Capital gains income tax background information
As we wait for the Governor’s 2021-23 budget proposal due in December and the 2021 Legislative Session, discussions of imposing a capital gains income tax continue to intensify. Since there appears to be some confusion about what type of tax this is and the motivations for it, here is important background information to consider.
The federal Internal Revenue Service (IRS) say this about capital gains income taxes:
“This is in response to your inquiry regarding the tax treatment of capital gains. You ask whether tax on capital gains is considered an excise tax or an income tax? It is an income tax. More specifically, capital gains are treated as income under the tax code and taxed as such."
Washington’s Department of Revenue previously acknowledged this fact. Per public records from DOR:
- “The federal capital gains tax is characterized as an income tax.
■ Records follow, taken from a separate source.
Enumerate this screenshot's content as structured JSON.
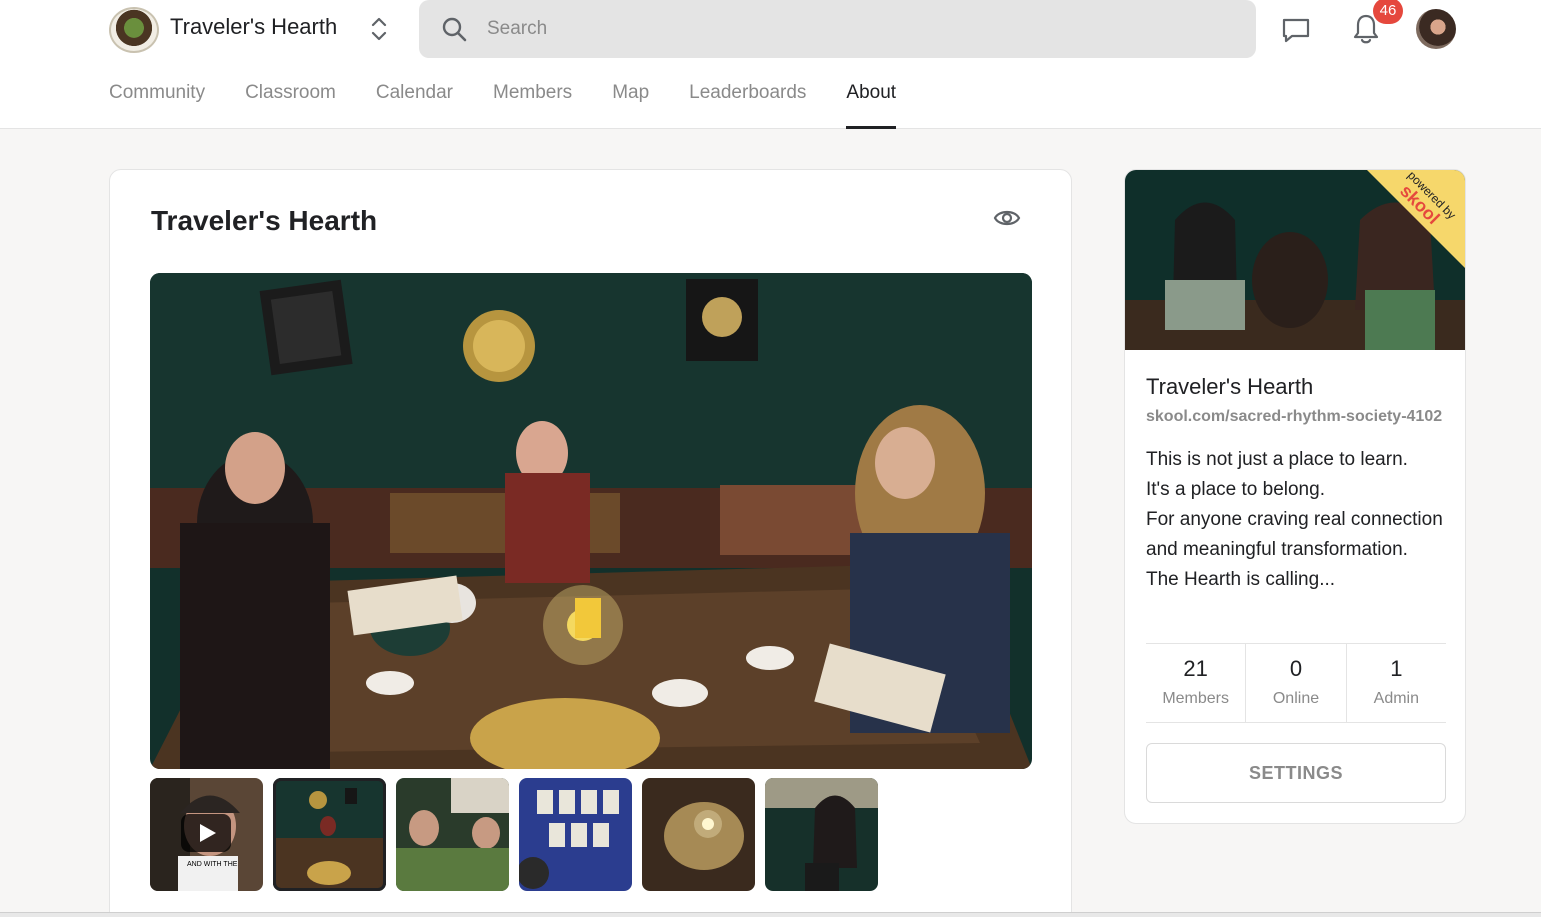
{
  "header": {
    "brand": "Traveler's Hearth",
    "search_placeholder": "Search",
    "notification_count": "46"
  },
  "nav": {
    "tabs": [
      {
        "label": "Community",
        "active": false
      },
      {
        "label": "Classroom",
        "active": false
      },
      {
        "label": "Calendar",
        "active": false
      },
      {
        "label": "Members",
        "active": false
      },
      {
        "label": "Map",
        "active": false
      },
      {
        "label": "Leaderboards",
        "active": false
      },
      {
        "label": "About",
        "active": true
      }
    ]
  },
  "main": {
    "title": "Traveler's Hearth",
    "thumbnail_count": 6,
    "selected_thumbnail": 2,
    "thumbnail_caption": "AND WITH THE"
  },
  "sidebar": {
    "title": "Traveler's Hearth",
    "url": "skool.com/sacred-rhythm-society-4102",
    "description": [
      "This is not just a place to learn.",
      "It's a place to belong.",
      "For anyone craving real connection and meaningful transformation.",
      "The Hearth is calling..."
    ],
    "stats": [
      {
        "value": "21",
        "label": "Members"
      },
      {
        "value": "0",
        "label": "Online"
      },
      {
        "value": "1",
        "label": "Admin"
      }
    ],
    "settings_label": "SETTINGS",
    "ribbon_top": "powered by",
    "ribbon_brand": "skool"
  },
  "colors": {
    "accent": "#202124",
    "muted": "#8a8a8a",
    "badge": "#e5483d",
    "ribbon": "#f6d76b"
  }
}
One potential challenge to a capital gains tax proposal is that opponents may characterize the Washington capital gains tax as an income tax and argue that it is not allowed under the Washington constitution”;
- "The IRS considers taxes on investment income (dividends, a tax on net gains from the sale or exchange of a capital asset, or tax on the net taxable income of an unincorporated business) an income tax";
- “susceptible to constitutional challenge as an income tax prohibited by the Washington state constitution”;
What are the motivations behind the capital gains income tax proposals? Thanks to public records we know the goal is to set up a lawsuit in hopes of imposing a graduated income tax without a constitutional amendment. For example, here are emails that Sen. Pedersen sent discussing his support for a capital gains income tax:
- April 30, 2018: “But the more important benefit of passing a capital gains tax is on the legal side, from my perspective. The other side will challenge it as an unconstitutional property tax. This will give the Supreme Court the opportunity to revisit its bad decisions from 1934 and 1951 that income is property and will make it possible, if we succeed, to enact a progressive income tax with a simple majority vote.” (emphasis added)
- December 15, 2018: “I personally believe that adopting a capital gains tax is one of the best things we could do to help advance the possibility of an income tax in our state, because it could help resolve the legal uncertainty about whether an income tax is a ‘property tax’ subject to constitutional limitations. Until that happens, it would take 2/3 majorities in the legislature (and a vote of the people) to adopt an income tax, which makes it very unlikely to happen." (emphasis added)
About that supposed legal “uncertainty,” here is what the state Supreme Court said about income taxes in 1960:
"The argument is again pressed upon us that these cases were wrongly decided. The court is unwilling, however, to recede from the position announced in its repeated decisions. Among other things, the attorney general urges that the result should now be different because the state is confronted with a financial crisis. If so, the constitution may be amended by vote of the people. Such a constitutional amendment was rejected by popular vote in 1934."
The voters have already rejected 6 constitutional amendments to allow a graduated income tax. The state Supreme Court this year also refused to hear the Seattle income tax case that was trying to challenge these prior court rulings.
Legality aside, are capital gains income taxes stable funding sources?
After contacting every state Revenue Department in the country, not a single state with a capital gains income taxes describes this type of tax as dependable or stable. Instead, here are a few examples discussing the extreme volatility problems inherent with taxing this type of income:
- Delaware: “In Delaware, capital gains are taxed under the personal income tax as all other income. As in every other state, capital gains are extremely volatile and unpredictable. This is particularly problematic toward the end of market cycles, when they represent a greater share of personal income tax revenues.”
- Massachusetts: “For the Commonwealth of Massachusetts, taxes on capital gains are among the most volatile and unpredictable major sources of revenue. Obviously, that is very much in line with the experience of other states."
- California: "California's tax revenues have numerous volatile elements, but among the more significant sources of revenue volatility are the state's tax levies on net capital gains through the personal income tax."
- Virginia: “Capital gains is the most volatile tax source that any state has to forecast. It is not dependable or stable.”
During a tax panel at the Association of Washington Business 2018 Policy Summit, the state Department of Commerce said the lack of a state income tax, including no capital gains income tax, "is great marketing" for Washington. If an income tax is imposed, Commerce said that would mean "one less tool that we have in our economic development tool box."
This statement should come as no surprise. For years the Washington Department of Commerce has made the state's lack of an income tax a major selling point for its "Choose Washington" campaign:
"We offer businesses some competitive advantages found in few other states. This includes no personal or corporate income tax."
Let’s hope state officials keep these facts in mind the next time someone asks them to throw away our "competitive advantage" with talks of a highly volatile capital gains income tax.
Here are a couple of clips from my KOMO radio interview on the proposals for a capital gains income tax: https://www.washingtonpolicy.org/…/audio…/Cap-Gains-CJW1.mp3 and https://www.washingtonpolicy.org/…/audioL…/Cap-Gain-CJW2.mp3.
A Capital Gains Tax IS an Income Tax: Irrefutable Proof in About Two Minutes (short video)
BAD POLICY: An Income Tax on Capital Gains for Washington (short video)